▸ **TASK GOAL**: From the material below, list every line containing "Admin".

▸ **EXERCISE INPUT**:
────────────────

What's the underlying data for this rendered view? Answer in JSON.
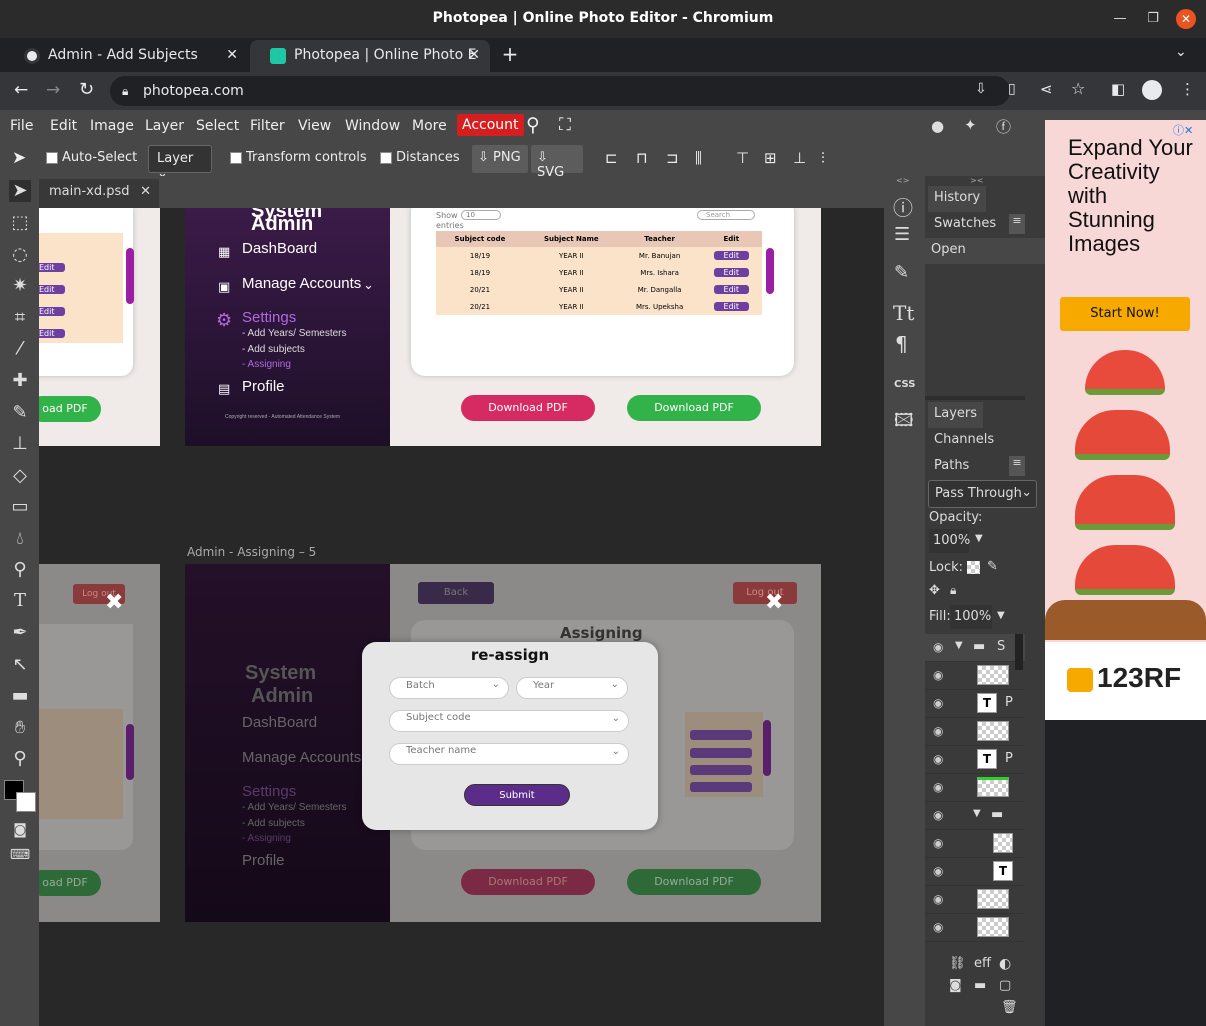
{
  "window": {
    "title": "Photopea | Online Photo Editor - Chromium"
  },
  "tabs": [
    {
      "label": "Admin - Add Subjects",
      "close": "✕"
    },
    {
      "label": "Photopea | Online Photo E",
      "close": "✕"
    }
  ],
  "newtab": "+",
  "address": {
    "url": "photopea.com"
  },
  "menu": {
    "items": [
      "File",
      "Edit",
      "Image",
      "Layer",
      "Select",
      "Filter",
      "View",
      "Window",
      "More"
    ],
    "account": "Account"
  },
  "options": {
    "auto_select": "Auto-Select",
    "layer_select": "Layer",
    "transform": "Transform controls",
    "distances": "Distances",
    "png": "PNG",
    "svg": "SVG"
  },
  "doc": {
    "tab": "main-xd.psd",
    "close": "✕"
  },
  "panels": {
    "history": "History",
    "swatches": "Swatches",
    "history_item": "Open",
    "layers": "Layers",
    "channels": "Channels",
    "paths": "Paths",
    "blend": "Pass Through",
    "opacity_label": "Opacity:",
    "opacity": "100%",
    "lock": "Lock:",
    "fill_label": "Fill:",
    "fill": "100%",
    "group_letter": "S",
    "t_letter": "P",
    "eff": "eff"
  },
  "ad": {
    "headline": "Expand Your Creativity with Stunning Images",
    "cta": "Start Now!",
    "brand": "123RF"
  },
  "top_art": {
    "search": "Search",
    "show": "Show",
    "entries_count": "10",
    "entries": "entries",
    "title1": "System",
    "title2": "Admin",
    "dashboard": "DashBoard",
    "manage": "Manage Accounts",
    "settings": "Settings",
    "sub1": "- Add Years/ Semesters",
    "sub2": "- Add subjects",
    "sub3": "- Assigning",
    "profile": "Profile",
    "footer": "Copyright reserved - Automated Attendance System",
    "download": "Download PDF",
    "download2": "Download PDF",
    "headers": [
      "Subject code",
      "Subject Name",
      "Teacher",
      "Edit"
    ],
    "rows": [
      [
        "18/19",
        "YEAR II",
        "Mr. Banujan",
        "Edit"
      ],
      [
        "18/19",
        "YEAR II",
        "Mrs. Ishara",
        "Edit"
      ],
      [
        "20/21",
        "YEAR II",
        "Mr. Dangalla",
        "Edit"
      ],
      [
        "20/21",
        "YEAR II",
        "Mrs. Upeksha",
        "Edit"
      ]
    ],
    "left_edit": "Edit",
    "left_download": "oad PDF"
  },
  "bottom_art": {
    "label": "Admin - Assigning – 5",
    "back": "Back",
    "logout": "Log out",
    "assigning": "Assigning",
    "modal_title": "re-assign",
    "batch": "Batch",
    "year": "Year",
    "subject": "Subject code",
    "teacher": "Teacher name",
    "submit": "Submit",
    "close_glyph": "✖"
  }
}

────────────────

▸ **EXERCISE SOLUTION**:
      "label": "Admin - Add Subjects",
    "title2": "Admin",
    "label": "Admin - Assigning – 5",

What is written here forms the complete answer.